*** Opening THE INPUT ***

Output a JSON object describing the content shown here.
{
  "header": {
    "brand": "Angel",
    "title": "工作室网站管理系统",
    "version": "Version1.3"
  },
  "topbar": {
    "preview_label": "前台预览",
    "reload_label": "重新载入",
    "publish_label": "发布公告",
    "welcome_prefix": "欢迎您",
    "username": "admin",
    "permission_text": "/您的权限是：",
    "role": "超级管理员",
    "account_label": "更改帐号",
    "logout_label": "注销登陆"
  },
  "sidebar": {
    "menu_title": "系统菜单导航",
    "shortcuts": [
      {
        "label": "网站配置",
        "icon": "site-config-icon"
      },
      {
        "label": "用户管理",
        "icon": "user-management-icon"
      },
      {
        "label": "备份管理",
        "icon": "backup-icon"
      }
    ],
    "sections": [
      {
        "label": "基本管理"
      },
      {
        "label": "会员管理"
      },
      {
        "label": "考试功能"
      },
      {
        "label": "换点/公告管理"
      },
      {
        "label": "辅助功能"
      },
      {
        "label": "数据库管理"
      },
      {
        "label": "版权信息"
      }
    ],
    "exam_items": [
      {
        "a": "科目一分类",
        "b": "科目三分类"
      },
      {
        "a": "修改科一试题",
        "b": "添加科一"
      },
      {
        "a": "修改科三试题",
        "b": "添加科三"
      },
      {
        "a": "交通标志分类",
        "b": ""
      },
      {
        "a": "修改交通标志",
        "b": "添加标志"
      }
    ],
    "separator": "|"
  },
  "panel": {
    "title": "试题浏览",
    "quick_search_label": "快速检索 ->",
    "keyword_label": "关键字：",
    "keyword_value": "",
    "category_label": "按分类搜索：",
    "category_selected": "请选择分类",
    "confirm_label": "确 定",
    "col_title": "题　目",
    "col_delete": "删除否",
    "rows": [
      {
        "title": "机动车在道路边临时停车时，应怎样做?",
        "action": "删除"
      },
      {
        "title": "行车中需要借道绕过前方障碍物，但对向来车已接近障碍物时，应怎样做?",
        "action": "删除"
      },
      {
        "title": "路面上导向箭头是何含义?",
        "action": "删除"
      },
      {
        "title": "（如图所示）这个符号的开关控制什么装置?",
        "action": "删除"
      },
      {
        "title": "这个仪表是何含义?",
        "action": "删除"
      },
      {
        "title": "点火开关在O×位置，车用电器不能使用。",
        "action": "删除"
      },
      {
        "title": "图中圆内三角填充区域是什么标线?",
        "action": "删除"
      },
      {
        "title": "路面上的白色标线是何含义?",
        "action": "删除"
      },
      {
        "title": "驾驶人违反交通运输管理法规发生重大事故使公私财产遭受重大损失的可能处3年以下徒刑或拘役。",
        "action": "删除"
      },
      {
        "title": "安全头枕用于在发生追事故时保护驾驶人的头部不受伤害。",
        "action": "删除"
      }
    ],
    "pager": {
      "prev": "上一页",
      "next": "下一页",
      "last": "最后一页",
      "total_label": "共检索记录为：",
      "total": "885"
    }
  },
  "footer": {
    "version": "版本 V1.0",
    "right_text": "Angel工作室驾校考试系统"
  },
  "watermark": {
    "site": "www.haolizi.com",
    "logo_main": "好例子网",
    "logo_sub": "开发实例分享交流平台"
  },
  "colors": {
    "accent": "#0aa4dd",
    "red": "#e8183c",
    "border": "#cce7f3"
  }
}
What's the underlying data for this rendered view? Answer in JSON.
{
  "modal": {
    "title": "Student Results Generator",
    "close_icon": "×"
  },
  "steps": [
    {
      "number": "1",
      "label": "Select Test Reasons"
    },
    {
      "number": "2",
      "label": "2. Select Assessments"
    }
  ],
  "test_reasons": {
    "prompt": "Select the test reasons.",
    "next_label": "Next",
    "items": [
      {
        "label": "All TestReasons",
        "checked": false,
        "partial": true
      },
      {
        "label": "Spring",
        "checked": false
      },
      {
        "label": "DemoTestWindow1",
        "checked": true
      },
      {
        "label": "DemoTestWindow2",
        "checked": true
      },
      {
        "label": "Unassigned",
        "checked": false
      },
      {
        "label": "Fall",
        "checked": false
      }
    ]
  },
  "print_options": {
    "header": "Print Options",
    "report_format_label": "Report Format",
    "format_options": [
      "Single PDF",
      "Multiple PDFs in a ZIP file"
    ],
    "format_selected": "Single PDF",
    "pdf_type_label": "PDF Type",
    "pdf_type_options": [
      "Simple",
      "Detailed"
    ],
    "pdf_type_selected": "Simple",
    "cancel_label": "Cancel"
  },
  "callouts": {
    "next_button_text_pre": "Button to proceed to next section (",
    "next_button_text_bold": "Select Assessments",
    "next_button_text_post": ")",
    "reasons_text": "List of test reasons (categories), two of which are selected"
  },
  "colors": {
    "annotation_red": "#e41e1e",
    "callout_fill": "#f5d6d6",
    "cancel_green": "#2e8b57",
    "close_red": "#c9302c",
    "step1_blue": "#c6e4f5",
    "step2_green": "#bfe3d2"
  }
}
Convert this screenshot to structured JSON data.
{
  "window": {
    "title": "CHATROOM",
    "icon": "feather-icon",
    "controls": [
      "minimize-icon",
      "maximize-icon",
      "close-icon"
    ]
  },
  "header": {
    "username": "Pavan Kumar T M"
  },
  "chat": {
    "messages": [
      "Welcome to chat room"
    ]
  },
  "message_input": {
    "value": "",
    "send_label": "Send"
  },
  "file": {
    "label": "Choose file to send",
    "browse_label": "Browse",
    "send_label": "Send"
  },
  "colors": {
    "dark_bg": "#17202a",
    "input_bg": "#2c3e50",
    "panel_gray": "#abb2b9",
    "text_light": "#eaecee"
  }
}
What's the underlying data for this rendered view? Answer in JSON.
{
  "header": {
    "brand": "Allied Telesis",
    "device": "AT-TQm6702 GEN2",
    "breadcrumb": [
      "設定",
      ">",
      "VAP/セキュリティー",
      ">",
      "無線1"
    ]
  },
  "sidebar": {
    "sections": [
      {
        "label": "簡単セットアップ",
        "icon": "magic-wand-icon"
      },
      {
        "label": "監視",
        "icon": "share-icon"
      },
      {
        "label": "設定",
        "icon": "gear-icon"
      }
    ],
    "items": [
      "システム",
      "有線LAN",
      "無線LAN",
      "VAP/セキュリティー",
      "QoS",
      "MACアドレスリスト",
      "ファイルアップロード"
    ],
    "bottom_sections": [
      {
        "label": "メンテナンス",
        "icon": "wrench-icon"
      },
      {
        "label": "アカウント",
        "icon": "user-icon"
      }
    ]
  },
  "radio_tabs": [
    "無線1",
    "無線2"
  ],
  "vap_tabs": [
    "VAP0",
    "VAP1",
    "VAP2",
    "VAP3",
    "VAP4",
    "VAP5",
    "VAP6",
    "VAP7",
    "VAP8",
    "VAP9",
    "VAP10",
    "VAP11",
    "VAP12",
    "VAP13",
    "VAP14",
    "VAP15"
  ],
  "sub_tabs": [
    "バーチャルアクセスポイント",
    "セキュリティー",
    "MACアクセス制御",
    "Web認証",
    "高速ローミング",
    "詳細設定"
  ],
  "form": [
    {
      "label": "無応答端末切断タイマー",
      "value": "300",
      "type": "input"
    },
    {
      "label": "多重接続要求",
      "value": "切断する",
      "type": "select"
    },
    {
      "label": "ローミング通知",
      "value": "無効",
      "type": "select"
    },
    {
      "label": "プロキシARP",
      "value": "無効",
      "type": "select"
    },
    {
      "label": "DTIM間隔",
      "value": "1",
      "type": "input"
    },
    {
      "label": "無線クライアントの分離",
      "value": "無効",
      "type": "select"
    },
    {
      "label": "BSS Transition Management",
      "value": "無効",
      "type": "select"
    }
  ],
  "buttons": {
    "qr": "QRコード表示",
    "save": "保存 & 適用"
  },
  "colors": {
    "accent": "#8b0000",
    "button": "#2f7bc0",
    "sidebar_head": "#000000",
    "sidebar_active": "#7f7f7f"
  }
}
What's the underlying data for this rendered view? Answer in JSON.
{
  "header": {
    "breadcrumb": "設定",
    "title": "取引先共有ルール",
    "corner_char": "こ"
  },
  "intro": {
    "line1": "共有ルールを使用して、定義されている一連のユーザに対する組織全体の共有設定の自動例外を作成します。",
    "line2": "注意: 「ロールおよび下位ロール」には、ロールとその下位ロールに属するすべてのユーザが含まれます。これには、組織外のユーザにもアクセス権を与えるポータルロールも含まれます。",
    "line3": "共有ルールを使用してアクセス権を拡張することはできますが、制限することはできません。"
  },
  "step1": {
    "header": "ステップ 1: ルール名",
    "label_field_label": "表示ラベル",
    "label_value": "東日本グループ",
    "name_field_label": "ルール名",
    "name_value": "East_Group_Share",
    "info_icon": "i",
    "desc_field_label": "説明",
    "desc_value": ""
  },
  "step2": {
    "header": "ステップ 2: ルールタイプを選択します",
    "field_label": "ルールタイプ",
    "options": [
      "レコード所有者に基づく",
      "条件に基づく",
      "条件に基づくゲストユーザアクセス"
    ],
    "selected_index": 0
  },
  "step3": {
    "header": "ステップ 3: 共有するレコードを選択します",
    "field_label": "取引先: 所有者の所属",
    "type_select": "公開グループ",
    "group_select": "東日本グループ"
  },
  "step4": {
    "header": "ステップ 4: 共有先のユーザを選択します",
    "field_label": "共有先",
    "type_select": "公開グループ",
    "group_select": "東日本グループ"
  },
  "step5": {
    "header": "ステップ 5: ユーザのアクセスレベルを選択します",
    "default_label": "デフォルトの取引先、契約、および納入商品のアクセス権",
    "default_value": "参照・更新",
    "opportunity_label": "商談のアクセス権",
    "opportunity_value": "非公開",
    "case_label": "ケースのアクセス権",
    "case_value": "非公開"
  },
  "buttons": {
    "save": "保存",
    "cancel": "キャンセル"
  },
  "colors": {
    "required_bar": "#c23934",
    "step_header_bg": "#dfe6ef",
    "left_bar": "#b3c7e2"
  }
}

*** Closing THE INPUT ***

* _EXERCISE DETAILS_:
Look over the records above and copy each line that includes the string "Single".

* _OUTPUT BELOW_:
      "Single PDF",
    "format_selected": "Single PDF",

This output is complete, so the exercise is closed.